* **AIM OF THE TASK**
For the entries that follow, count the lines containing the string "Speed" and write only the number.

──────────

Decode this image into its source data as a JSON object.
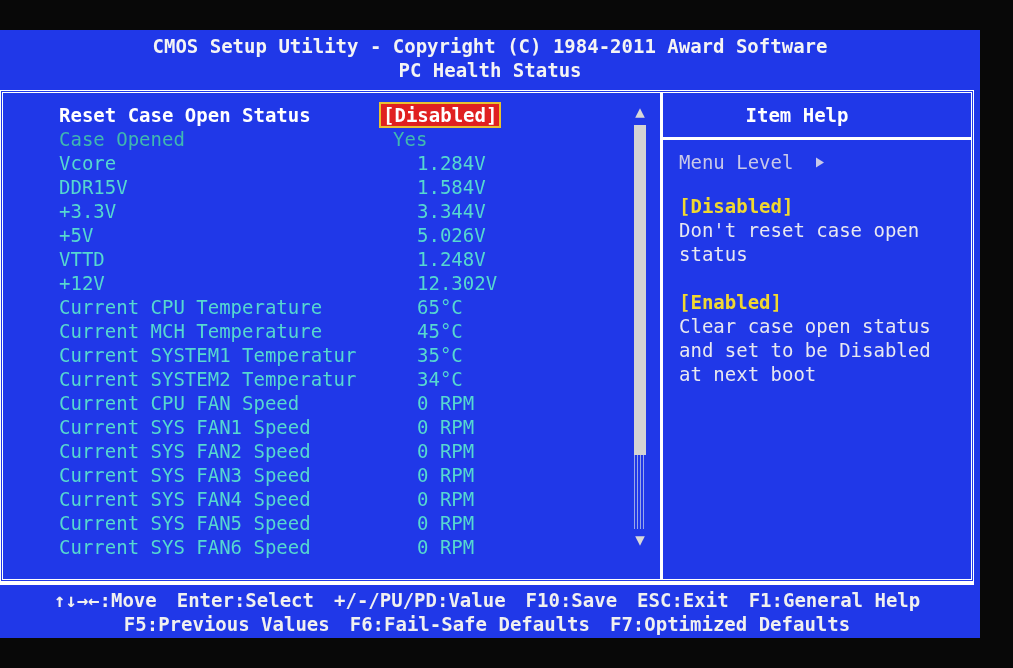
{
  "header": {
    "title": "CMOS Setup Utility - Copyright (C) 1984-2011 Award Software",
    "subtitle": "PC Health Status"
  },
  "items": [
    {
      "label": "Reset Case Open Status",
      "value": "[Disabled]",
      "selected": true,
      "disabled": false
    },
    {
      "label": "Case Opened",
      "value": "Yes",
      "selected": false,
      "disabled": true
    },
    {
      "label": "Vcore",
      "value": "1.284V",
      "selected": false,
      "disabled": false
    },
    {
      "label": "DDR15V",
      "value": "1.584V",
      "selected": false,
      "disabled": false
    },
    {
      "label": "+3.3V",
      "value": "3.344V",
      "selected": false,
      "disabled": false
    },
    {
      "label": "+5V",
      "value": "5.026V",
      "selected": false,
      "disabled": false
    },
    {
      "label": "VTTD",
      "value": "1.248V",
      "selected": false,
      "disabled": false
    },
    {
      "label": "+12V",
      "value": "12.302V",
      "selected": false,
      "disabled": false
    },
    {
      "label": "Current CPU Temperature",
      "value": "65°C",
      "selected": false,
      "disabled": false
    },
    {
      "label": "Current MCH Temperature",
      "value": "45°C",
      "selected": false,
      "disabled": false
    },
    {
      "label": "Current SYSTEM1 Temperatur",
      "value": "35°C",
      "selected": false,
      "disabled": false
    },
    {
      "label": "Current SYSTEM2 Temperatur",
      "value": "34°C",
      "selected": false,
      "disabled": false
    },
    {
      "label": "Current CPU FAN Speed",
      "value": "0 RPM",
      "selected": false,
      "disabled": false
    },
    {
      "label": "Current SYS FAN1 Speed",
      "value": "0 RPM",
      "selected": false,
      "disabled": false
    },
    {
      "label": "Current SYS FAN2 Speed",
      "value": "0 RPM",
      "selected": false,
      "disabled": false
    },
    {
      "label": "Current SYS FAN3 Speed",
      "value": "0 RPM",
      "selected": false,
      "disabled": false
    },
    {
      "label": "Current SYS FAN4 Speed",
      "value": "0 RPM",
      "selected": false,
      "disabled": false
    },
    {
      "label": "Current SYS FAN5 Speed",
      "value": "0 RPM",
      "selected": false,
      "disabled": false
    },
    {
      "label": "Current SYS FAN6 Speed",
      "value": "0 RPM",
      "selected": false,
      "disabled": false
    }
  ],
  "help": {
    "title": "Item Help",
    "menu_level": "Menu Level",
    "blocks": [
      {
        "heading": "[Disabled]",
        "text": "Don't reset case open status"
      },
      {
        "heading": "[Enabled]",
        "text": "Clear case open status and set to be Disabled at next boot"
      }
    ]
  },
  "footer": [
    [
      "↑↓→←:Move",
      "Enter:Select",
      "+/-/PU/PD:Value",
      "F10:Save",
      "ESC:Exit",
      "F1:General Help"
    ],
    [
      "F5:Previous Values",
      "F6:Fail-Safe Defaults",
      "F7:Optimized Defaults"
    ]
  ]
}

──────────

* **SOLVED PROBLEM**
7